*** Opening of Data extracts ***
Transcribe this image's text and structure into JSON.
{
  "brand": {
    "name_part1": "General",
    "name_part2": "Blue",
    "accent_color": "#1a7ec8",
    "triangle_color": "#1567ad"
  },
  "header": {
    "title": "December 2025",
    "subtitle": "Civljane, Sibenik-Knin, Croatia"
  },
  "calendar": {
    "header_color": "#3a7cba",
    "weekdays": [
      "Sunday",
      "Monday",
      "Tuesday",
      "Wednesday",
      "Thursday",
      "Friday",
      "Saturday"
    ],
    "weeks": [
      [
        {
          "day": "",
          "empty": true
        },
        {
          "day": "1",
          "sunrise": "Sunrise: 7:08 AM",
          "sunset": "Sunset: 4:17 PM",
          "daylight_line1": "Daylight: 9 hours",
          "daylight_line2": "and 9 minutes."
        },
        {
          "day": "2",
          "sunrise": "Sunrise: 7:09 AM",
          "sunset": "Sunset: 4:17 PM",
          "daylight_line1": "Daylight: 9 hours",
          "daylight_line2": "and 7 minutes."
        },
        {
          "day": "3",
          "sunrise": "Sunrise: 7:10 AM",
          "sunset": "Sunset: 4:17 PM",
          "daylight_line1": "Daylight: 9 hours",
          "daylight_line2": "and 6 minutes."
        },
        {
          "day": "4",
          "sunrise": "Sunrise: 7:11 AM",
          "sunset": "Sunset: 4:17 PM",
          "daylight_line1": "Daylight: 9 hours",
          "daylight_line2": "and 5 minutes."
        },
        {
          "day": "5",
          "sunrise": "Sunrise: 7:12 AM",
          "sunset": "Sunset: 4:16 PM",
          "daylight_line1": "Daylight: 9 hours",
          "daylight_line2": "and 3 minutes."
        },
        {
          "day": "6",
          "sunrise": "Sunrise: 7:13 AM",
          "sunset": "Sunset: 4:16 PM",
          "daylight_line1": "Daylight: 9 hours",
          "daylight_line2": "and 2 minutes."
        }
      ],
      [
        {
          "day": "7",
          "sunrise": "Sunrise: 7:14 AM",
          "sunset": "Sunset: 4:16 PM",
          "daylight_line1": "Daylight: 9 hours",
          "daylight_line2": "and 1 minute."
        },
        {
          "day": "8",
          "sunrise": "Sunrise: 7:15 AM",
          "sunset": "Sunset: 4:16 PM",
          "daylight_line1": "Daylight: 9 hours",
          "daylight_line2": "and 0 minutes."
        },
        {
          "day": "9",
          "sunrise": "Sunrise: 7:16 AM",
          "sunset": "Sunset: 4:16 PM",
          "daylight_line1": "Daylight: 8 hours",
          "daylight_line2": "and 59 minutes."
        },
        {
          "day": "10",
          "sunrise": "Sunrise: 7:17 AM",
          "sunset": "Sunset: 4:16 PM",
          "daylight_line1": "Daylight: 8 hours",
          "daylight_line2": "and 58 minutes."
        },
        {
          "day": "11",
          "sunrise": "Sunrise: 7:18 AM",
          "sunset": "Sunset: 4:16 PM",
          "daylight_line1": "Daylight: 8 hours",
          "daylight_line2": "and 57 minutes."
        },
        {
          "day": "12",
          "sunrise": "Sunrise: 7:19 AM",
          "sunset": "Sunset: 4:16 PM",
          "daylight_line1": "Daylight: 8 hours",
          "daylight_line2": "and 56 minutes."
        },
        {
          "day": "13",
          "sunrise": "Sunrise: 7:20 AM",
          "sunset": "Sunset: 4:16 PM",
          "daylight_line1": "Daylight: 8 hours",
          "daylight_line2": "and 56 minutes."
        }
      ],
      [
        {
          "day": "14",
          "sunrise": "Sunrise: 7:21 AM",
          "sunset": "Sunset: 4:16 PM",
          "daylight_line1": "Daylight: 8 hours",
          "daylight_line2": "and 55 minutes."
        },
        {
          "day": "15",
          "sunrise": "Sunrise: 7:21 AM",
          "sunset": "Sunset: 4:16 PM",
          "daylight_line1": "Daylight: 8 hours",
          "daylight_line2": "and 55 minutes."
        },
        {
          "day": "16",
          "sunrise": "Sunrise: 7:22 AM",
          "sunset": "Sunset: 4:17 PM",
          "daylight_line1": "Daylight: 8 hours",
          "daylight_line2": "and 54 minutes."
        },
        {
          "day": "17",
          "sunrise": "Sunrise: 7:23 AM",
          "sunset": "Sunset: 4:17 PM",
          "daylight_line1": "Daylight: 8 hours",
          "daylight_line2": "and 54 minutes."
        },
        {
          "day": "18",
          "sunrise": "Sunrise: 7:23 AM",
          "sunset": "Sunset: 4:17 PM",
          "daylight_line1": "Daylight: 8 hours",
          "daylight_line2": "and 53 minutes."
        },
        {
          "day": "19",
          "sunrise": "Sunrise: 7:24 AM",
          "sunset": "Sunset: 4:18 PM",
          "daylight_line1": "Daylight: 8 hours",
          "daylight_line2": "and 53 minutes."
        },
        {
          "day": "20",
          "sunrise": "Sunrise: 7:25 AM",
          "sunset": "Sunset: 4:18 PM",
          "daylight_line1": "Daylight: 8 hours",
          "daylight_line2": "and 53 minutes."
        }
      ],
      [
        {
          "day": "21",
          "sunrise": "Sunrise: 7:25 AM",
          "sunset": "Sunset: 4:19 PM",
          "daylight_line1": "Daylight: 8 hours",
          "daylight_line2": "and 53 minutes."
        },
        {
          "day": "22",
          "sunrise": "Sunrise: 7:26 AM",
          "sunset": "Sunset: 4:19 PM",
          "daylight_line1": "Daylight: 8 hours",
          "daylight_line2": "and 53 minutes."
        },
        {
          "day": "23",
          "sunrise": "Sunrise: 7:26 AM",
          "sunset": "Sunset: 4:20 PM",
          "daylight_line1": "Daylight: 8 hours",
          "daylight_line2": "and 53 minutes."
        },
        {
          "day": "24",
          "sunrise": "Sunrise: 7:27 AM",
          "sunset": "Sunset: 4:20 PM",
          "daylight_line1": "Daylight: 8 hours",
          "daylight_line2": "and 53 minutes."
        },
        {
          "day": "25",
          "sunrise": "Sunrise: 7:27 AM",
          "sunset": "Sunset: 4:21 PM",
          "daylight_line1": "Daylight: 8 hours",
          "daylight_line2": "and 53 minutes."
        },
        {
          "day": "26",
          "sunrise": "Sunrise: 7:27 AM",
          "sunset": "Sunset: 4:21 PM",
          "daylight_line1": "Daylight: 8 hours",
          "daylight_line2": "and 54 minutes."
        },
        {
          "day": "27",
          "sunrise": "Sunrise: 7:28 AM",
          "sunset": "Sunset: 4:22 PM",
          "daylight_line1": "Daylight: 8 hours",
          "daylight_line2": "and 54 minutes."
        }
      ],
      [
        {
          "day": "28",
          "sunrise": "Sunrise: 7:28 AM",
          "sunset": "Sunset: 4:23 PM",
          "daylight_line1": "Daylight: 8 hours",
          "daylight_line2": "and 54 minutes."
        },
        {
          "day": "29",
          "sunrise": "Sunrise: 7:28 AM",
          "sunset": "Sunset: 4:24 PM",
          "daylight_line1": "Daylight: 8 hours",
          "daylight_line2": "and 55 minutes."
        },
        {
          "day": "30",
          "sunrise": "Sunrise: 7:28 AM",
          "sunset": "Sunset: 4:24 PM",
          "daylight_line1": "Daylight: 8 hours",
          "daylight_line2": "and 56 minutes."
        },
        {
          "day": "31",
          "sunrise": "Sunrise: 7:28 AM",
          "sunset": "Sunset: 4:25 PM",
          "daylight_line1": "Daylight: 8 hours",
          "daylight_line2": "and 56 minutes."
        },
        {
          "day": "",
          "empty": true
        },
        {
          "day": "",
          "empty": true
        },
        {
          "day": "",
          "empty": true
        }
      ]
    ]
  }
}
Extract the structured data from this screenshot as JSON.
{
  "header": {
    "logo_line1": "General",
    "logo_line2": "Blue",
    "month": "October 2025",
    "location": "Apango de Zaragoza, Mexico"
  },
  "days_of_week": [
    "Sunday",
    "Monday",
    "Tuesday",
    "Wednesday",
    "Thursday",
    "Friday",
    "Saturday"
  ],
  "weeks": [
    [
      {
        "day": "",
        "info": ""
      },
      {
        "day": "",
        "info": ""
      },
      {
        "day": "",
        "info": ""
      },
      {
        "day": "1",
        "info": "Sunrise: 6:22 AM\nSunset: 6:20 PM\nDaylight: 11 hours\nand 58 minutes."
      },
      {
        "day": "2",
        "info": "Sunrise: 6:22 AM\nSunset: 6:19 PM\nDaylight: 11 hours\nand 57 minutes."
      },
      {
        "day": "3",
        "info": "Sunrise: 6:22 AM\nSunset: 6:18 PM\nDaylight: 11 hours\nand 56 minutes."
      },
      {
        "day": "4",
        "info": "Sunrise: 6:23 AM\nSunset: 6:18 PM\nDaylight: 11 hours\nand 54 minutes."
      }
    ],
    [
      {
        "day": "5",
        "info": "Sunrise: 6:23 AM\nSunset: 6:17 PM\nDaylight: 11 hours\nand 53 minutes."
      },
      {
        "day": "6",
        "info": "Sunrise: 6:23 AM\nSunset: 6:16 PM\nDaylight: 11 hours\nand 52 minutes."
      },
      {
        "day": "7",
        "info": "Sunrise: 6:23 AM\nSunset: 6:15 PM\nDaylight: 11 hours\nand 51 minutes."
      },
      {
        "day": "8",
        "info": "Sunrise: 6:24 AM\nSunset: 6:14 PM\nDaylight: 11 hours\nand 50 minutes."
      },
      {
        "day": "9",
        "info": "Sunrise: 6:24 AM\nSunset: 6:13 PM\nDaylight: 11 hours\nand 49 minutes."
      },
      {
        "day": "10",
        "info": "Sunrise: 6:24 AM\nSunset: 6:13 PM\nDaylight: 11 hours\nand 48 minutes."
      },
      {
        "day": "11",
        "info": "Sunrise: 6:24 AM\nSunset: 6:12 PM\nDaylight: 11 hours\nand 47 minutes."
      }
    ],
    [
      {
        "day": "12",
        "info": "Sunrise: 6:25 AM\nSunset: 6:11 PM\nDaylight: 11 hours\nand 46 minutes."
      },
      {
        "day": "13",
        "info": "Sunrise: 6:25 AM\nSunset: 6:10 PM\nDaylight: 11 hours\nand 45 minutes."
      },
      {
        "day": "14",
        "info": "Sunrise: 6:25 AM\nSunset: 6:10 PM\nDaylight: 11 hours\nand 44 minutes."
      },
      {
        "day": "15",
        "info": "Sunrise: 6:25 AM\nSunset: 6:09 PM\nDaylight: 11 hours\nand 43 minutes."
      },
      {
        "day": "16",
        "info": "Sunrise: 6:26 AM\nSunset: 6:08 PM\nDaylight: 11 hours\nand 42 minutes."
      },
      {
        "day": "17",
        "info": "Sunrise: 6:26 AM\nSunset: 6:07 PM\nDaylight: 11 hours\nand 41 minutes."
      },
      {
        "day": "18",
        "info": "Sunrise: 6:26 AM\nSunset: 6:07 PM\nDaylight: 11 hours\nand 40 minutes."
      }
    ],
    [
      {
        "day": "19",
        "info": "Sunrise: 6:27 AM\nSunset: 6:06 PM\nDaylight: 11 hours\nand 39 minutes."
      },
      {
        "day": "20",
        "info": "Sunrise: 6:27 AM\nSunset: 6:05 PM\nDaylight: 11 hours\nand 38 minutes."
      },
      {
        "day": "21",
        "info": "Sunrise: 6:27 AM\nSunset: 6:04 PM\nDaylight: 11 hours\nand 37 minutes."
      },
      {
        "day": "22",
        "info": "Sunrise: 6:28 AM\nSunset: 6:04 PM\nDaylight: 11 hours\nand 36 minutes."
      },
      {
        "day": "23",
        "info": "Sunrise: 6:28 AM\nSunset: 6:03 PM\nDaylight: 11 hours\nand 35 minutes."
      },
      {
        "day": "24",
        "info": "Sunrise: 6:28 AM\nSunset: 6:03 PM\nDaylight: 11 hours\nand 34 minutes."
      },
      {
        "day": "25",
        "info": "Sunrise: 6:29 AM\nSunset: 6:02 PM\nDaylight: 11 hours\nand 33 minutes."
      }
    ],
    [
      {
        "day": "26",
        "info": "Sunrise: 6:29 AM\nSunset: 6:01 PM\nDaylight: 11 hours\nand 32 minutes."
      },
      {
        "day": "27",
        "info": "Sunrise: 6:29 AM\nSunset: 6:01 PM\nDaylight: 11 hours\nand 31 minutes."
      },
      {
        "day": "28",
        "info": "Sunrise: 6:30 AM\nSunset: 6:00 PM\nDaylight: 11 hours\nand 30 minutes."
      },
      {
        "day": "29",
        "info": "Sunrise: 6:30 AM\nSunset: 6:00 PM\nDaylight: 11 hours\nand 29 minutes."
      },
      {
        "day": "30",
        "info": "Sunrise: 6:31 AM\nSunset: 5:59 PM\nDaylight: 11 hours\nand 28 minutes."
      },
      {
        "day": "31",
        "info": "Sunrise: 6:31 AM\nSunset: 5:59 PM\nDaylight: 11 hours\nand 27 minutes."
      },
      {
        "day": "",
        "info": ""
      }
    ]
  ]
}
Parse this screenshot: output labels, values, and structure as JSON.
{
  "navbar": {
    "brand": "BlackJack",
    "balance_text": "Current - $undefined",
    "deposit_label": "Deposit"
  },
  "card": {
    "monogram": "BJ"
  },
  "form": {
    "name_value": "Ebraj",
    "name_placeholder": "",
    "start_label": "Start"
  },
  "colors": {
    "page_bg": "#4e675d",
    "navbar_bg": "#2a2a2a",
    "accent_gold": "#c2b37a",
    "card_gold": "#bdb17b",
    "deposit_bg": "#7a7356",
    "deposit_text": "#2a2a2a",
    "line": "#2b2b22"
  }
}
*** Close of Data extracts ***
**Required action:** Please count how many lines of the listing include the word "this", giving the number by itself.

**Exercise output:** 3